===== Material shown =====

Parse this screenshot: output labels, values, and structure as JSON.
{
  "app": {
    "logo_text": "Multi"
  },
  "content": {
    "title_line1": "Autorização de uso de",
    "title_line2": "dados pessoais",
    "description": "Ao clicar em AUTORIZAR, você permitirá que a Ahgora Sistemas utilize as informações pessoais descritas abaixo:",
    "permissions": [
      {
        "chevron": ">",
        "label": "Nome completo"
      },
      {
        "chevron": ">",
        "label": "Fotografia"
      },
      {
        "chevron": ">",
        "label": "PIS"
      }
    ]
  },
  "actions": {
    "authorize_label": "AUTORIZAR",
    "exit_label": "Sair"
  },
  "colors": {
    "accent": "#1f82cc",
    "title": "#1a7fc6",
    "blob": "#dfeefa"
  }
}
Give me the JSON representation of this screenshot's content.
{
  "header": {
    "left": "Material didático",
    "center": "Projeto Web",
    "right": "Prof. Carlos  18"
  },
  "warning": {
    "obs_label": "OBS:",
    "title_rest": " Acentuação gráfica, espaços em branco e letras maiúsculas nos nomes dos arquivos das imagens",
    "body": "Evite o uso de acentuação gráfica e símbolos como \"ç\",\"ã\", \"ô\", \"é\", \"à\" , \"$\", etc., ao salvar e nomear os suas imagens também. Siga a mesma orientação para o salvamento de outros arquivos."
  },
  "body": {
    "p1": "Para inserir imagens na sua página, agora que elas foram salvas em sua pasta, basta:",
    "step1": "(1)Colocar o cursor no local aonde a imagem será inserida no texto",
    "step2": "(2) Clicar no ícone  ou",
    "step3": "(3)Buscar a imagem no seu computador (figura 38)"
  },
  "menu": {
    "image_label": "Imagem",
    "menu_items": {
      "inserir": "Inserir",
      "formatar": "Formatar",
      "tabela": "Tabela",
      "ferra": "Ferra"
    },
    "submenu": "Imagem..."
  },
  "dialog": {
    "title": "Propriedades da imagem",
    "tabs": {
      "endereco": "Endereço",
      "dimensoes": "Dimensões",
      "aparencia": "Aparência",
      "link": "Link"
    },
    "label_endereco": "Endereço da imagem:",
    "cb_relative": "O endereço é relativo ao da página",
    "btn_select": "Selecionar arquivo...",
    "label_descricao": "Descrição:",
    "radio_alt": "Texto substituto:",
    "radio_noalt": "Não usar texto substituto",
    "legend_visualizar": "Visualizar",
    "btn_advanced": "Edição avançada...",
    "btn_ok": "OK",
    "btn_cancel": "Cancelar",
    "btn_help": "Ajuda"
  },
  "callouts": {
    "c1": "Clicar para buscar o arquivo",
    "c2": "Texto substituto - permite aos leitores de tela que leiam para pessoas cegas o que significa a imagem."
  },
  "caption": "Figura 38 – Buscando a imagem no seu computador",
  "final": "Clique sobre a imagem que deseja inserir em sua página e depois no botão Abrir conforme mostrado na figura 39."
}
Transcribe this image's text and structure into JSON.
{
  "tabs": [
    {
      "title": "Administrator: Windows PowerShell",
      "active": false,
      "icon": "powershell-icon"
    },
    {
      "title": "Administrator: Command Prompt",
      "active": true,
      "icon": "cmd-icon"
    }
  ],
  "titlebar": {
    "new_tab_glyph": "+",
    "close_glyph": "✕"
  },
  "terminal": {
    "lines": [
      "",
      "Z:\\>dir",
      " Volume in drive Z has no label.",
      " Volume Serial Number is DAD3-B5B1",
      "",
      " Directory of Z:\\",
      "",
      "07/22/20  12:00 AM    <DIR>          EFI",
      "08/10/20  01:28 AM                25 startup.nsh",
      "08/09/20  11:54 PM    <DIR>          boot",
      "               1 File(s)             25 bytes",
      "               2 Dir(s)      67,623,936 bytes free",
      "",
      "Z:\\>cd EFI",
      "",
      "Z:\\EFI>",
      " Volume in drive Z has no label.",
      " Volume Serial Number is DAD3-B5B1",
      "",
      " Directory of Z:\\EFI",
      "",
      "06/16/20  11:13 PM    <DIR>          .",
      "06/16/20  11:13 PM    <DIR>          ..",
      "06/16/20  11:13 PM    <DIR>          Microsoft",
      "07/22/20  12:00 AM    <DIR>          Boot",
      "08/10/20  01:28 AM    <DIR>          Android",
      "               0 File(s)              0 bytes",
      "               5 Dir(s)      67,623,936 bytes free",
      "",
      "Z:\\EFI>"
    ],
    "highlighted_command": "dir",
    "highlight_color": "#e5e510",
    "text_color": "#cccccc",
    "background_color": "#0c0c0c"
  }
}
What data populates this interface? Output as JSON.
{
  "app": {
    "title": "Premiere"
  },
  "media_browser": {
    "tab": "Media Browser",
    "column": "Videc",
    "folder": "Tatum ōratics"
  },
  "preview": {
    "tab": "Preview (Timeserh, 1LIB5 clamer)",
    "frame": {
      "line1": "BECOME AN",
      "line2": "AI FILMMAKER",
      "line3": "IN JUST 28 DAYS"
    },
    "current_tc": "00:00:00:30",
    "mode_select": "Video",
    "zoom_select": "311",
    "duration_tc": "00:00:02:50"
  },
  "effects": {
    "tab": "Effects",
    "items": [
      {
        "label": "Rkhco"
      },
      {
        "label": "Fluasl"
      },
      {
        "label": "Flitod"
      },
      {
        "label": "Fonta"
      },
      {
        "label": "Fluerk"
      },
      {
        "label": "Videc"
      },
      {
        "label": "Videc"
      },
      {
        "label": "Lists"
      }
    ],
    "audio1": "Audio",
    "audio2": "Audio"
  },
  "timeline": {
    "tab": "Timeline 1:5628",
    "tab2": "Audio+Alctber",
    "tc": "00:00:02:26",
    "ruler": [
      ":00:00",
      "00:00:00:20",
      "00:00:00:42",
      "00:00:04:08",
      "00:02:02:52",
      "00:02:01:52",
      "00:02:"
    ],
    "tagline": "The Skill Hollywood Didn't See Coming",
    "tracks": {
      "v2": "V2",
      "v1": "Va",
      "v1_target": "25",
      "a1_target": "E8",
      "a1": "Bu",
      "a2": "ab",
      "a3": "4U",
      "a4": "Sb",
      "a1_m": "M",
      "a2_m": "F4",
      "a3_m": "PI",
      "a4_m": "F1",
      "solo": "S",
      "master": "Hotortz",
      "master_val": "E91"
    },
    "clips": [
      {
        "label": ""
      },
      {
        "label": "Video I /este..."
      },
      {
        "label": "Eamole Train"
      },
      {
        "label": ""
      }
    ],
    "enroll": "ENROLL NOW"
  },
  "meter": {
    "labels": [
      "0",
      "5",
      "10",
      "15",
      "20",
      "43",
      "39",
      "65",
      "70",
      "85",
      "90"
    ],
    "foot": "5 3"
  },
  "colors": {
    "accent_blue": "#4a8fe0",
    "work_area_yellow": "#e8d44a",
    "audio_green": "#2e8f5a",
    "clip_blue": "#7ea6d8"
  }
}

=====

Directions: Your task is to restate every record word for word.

Response below:
Parse this screenshot: output labels, values, and structure as JSON.
{
  "app": {
    "logo_text": "Multi"
  },
  "content": {
    "title_line1": "Autorização de uso de",
    "title_line2": "dados pessoais",
    "description": "Ao clicar em AUTORIZAR, você permitirá que a Ahgora Sistemas utilize as informações pessoais descritas abaixo:",
    "permissions": [
      {
        "chevron": ">",
        "label": "Nome completo"
      },
      {
        "chevron": ">",
        "label": "Fotografia"
      },
      {
        "chevron": ">",
        "label": "PIS"
      }
    ]
  },
  "actions": {
    "authorize_label": "AUTORIZAR",
    "exit_label": "Sair"
  },
  "colors": {
    "accent": "#1f82cc",
    "title": "#1a7fc6",
    "blob": "#dfeefa"
  }
}
Give me the JSON representation of this screenshot's content.
{
  "header": {
    "left": "Material didático",
    "center": "Projeto Web",
    "right": "Prof. Carlos  18"
  },
  "warning": {
    "obs_label": "OBS:",
    "title_rest": " Acentuação gráfica, espaços em branco e letras maiúsculas nos nomes dos arquivos das imagens",
    "body": "Evite o uso de acentuação gráfica e símbolos como \"ç\",\"ã\", \"ô\", \"é\", \"à\" , \"$\", etc., ao salvar e nomear os suas imagens também. Siga a mesma orientação para o salvamento de outros arquivos."
  },
  "body": {
    "p1": "Para inserir imagens na sua página, agora que elas foram salvas em sua pasta, basta:",
    "step1": "(1)Colocar o cursor no local aonde a imagem será inserida no texto",
    "step2": "(2) Clicar no ícone  ou",
    "step3": "(3)Buscar a imagem no seu computador (figura 38)"
  },
  "menu": {
    "image_label": "Imagem",
    "menu_items": {
      "inserir": "Inserir",
      "formatar": "Formatar",
      "tabela": "Tabela",
      "ferra": "Ferra"
    },
    "submenu": "Imagem..."
  },
  "dialog": {
    "title": "Propriedades da imagem",
    "tabs": {
      "endereco": "Endereço",
      "dimensoes": "Dimensões",
      "aparencia": "Aparência",
      "link": "Link"
    },
    "label_endereco": "Endereço da imagem:",
    "cb_relative": "O endereço é relativo ao da página",
    "btn_select": "Selecionar arquivo...",
    "label_descricao": "Descrição:",
    "radio_alt": "Texto substituto:",
    "radio_noalt": "Não usar texto substituto",
    "legend_visualizar": "Visualizar",
    "btn_advanced": "Edição avançada...",
    "btn_ok": "OK",
    "btn_cancel": "Cancelar",
    "btn_help": "Ajuda"
  },
  "callouts": {
    "c1": "Clicar para buscar o arquivo",
    "c2": "Texto substituto - permite aos leitores de tela que leiam para pessoas cegas o que significa a imagem."
  },
  "caption": "Figura 38 – Buscando a imagem no seu computador",
  "final": "Clique sobre a imagem que deseja inserir em sua página e depois no botão Abrir conforme mostrado na figura 39."
}
Transcribe this image's text and structure into JSON.
{
  "tabs": [
    {
      "title": "Administrator: Windows PowerShell",
      "active": false,
      "icon": "powershell-icon"
    },
    {
      "title": "Administrator: Command Prompt",
      "active": true,
      "icon": "cmd-icon"
    }
  ],
  "titlebar": {
    "new_tab_glyph": "+",
    "close_glyph": "✕"
  },
  "terminal": {
    "lines": [
      "",
      "Z:\\>dir",
      " Volume in drive Z has no label.",
      " Volume Serial Number is DAD3-B5B1",
      "",
      " Directory of Z:\\",
      "",
      "07/22/20  12:00 AM    <DIR>          EFI",
      "08/10/20  01:28 AM                25 startup.nsh",
      "08/09/20  11:54 PM    <DIR>          boot",
      "               1 File(s)             25 bytes",
      "               2 Dir(s)      67,623,936 bytes free",
      "",
      "Z:\\>cd EFI",
      "",
      "Z:\\EFI>",
      " Volume in drive Z has no label.",
      " Volume Serial Number is DAD3-B5B1",
      "",
      " Directory of Z:\\EFI",
      "",
      "06/16/20  11:13 PM    <DIR>          .",
      "06/16/20  11:13 PM    <DIR>          ..",
      "06/16/20  11:13 PM    <DIR>          Microsoft",
      "07/22/20  12:00 AM    <DIR>          Boot",
      "08/10/20  01:28 AM    <DIR>          Android",
      "               0 File(s)              0 bytes",
      "               5 Dir(s)      67,623,936 bytes free",
      "",
      "Z:\\EFI>"
    ],
    "highlighted_command": "dir",
    "highlight_color": "#e5e510",
    "text_color": "#cccccc",
    "background_color": "#0c0c0c"
  }
}
What data populates this interface? Output as JSON.
{
  "app": {
    "title": "Premiere"
  },
  "media_browser": {
    "tab": "Media Browser",
    "column": "Videc",
    "folder": "Tatum ōratics"
  },
  "preview": {
    "tab": "Preview (Timeserh, 1LIB5 clamer)",
    "frame": {
      "line1": "BECOME AN",
      "line2": "AI FILMMAKER",
      "line3": "IN JUST 28 DAYS"
    },
    "current_tc": "00:00:00:30",
    "mode_select": "Video",
    "zoom_select": "311",
    "duration_tc": "00:00:02:50"
  },
  "effects": {
    "tab": "Effects",
    "items": [
      {
        "label": "Rkhco"
      },
      {
        "label": "Fluasl"
      },
      {
        "label": "Flitod"
      },
      {
        "label": "Fonta"
      },
      {
        "label": "Fluerk"
      },
      {
        "label": "Videc"
      },
      {
        "label": "Videc"
      },
      {
        "label": "Lists"
      }
    ],
    "audio1": "Audio",
    "audio2": "Audio"
  },
  "timeline": {
    "tab": "Timeline 1:5628",
    "tab2": "Audio+Alctber",
    "tc": "00:00:02:26",
    "ruler": [
      ":00:00",
      "00:00:00:20",
      "00:00:00:42",
      "00:00:04:08",
      "00:02:02:52",
      "00:02:01:52",
      "00:02:"
    ],
    "tagline": "The Skill Hollywood Didn't See Coming",
    "tracks": {
      "v2": "V2",
      "v1": "Va",
      "v1_target": "25",
      "a1_target": "E8",
      "a1": "Bu",
      "a2": "ab",
      "a3": "4U",
      "a4": "Sb",
      "a1_m": "M",
      "a2_m": "F4",
      "a3_m": "PI",
      "a4_m": "F1",
      "solo": "S",
      "master": "Hotortz",
      "master_val": "E91"
    },
    "clips": [
      {
        "label": ""
      },
      {
        "label": "Video I /este..."
      },
      {
        "label": "Eamole Train"
      },
      {
        "label": ""
      }
    ],
    "enroll": "ENROLL NOW"
  },
  "meter": {
    "labels": [
      "0",
      "5",
      "10",
      "15",
      "20",
      "43",
      "39",
      "65",
      "70",
      "85",
      "90"
    ],
    "foot": "5 3"
  },
  "colors": {
    "accent_blue": "#4a8fe0",
    "work_area_yellow": "#e8d44a",
    "audio_green": "#2e8f5a",
    "clip_blue": "#7ea6d8"
  }
}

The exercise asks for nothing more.